Back home in Europe, Imperial Germany could enjoy a fast-growing industrial sector and made major investments in the development of the railway network. It had one of the world´s strongest armies, and in less than a decade its navy went from relative obscurity to being second only to Britain´s.

The Dual Alliance between Imperial Germany and Austria-Hungary was consolidated in 1879, with Italy being added to the Alliance three years later. During this era, Imperial Germany also had strong diplomatic ties with the Ottoman Empire.

Weltpolitik replaces Realpolitik

Weltpolitik (“world politics”) was an imperialist foreign policy adopted by Imperial German once Bismarck had been removed from his post as Chancellor in 1890. Its goal was to turn Germany into a global power, and it marked a sharp contrast from Bismarck’s promotion of defensive Realpolitik.

World War I

Tension between the European powers came to a new peak during the summer of 1914. The Astro-Hungarian heir was assassinated by a Bosnian Serb Ygoslav nationalist. Serbia´s response to the murder failed to appease Astria-Hungary, and by July, the great powers of Europe had divided themselves into two coalitions, with Austria-Hungary forming a Triple Alliance with Germany and Italy, while France, Russia and Britain made up the Triple Entente.

On 28 July, 1914, Austria-Hungary declared war on Serbia.

Imperial Germany initially expected to quickly conquer Paris in the fall of 1914, but failed, and the war on the Western Front entered into a drawn-out stage where no side gained or lost much territory for a prolonged period of time. Imperial Germany was more successful on the Eastern Front, where it grabbed a significant amount of land from Imperial Russia.

In 1917, Imperial Germany announced the start of unrestricted submarine warfare, a declation which helped to bring the United States into the war.

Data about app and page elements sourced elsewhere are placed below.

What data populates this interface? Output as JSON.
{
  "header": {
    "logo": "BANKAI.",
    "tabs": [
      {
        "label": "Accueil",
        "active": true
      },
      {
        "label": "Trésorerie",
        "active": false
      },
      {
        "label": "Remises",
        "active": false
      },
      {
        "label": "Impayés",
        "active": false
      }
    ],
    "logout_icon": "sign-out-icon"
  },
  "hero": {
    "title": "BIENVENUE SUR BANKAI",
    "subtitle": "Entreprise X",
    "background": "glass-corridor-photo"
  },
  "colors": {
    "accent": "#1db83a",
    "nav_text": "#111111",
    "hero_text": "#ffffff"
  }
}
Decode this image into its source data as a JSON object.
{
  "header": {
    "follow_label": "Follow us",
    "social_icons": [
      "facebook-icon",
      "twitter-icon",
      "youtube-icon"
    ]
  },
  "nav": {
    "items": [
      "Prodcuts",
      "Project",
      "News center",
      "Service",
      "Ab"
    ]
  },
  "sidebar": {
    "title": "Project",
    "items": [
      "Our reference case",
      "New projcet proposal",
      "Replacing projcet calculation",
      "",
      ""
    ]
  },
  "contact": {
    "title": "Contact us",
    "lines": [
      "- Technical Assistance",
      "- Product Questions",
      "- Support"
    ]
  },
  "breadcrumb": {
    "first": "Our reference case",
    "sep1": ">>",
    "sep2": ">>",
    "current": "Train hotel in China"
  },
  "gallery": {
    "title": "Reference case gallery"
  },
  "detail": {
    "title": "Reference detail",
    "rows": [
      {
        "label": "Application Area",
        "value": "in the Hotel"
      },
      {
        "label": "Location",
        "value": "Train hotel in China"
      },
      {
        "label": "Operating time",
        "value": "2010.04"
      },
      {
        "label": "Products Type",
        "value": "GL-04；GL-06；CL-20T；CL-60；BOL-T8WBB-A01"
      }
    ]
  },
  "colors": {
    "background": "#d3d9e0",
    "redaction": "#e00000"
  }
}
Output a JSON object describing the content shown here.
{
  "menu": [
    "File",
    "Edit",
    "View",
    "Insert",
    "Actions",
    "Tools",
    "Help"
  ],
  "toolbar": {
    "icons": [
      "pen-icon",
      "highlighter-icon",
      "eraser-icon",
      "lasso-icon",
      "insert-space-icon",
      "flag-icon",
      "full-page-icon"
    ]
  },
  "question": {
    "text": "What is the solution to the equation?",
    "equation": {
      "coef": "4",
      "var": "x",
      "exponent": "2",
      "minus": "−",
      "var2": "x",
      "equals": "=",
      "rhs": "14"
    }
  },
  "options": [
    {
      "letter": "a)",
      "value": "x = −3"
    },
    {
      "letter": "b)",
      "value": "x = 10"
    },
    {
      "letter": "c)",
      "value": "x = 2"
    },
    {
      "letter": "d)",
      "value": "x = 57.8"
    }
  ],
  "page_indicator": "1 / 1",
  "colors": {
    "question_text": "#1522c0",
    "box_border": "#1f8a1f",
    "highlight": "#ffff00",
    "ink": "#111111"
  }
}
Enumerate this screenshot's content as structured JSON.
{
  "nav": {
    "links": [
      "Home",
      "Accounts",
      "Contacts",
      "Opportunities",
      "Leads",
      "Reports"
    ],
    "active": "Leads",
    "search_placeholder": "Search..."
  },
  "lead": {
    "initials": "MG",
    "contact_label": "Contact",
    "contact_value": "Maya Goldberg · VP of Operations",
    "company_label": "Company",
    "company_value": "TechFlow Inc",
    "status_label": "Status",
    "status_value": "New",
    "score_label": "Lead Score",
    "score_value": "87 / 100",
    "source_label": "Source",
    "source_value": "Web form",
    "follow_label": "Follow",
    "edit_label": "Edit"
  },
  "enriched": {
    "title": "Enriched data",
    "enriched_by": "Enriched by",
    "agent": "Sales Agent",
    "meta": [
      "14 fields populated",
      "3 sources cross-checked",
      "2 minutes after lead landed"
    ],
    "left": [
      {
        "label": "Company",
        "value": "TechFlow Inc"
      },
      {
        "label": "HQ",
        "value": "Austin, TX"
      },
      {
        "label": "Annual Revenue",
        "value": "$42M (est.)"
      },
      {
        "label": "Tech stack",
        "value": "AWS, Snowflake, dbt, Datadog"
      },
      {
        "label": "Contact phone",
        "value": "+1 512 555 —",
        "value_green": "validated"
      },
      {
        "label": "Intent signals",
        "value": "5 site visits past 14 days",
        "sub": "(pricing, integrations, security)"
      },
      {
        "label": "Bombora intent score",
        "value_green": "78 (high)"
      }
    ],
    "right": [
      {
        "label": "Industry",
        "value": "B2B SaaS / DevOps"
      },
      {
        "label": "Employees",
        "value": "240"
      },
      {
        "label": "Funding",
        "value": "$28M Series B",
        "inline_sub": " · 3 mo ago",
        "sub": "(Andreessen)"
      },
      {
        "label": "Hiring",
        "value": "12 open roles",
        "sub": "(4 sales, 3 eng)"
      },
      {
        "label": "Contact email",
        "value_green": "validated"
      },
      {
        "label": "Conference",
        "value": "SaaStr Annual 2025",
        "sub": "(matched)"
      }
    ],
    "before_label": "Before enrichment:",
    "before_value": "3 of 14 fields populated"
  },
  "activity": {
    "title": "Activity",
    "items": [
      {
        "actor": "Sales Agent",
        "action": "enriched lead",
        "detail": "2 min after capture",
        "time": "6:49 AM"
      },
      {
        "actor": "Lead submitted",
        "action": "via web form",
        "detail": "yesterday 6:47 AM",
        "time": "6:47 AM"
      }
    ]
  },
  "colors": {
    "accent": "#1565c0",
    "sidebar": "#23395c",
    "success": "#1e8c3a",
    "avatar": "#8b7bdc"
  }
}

After Imperial Germany´s failed offensive in spring 1918, the Empire was very weak and struggling to continue the war effort. By October, its armies were retreating, and its allied Austria-Hungary and the Ottoman Empire had already collapsed.

The end of Imperial Germany

In November 1918, the Novemberrevolution resulted in the abolishment of the federal constitutional monarchy and the abdication of Emperor Wilhelm II. Imperial Germany was replaced by a parliamentary republic – the one we know as the Weimar Republic. The Weimar Constitution was adopted in August 1919.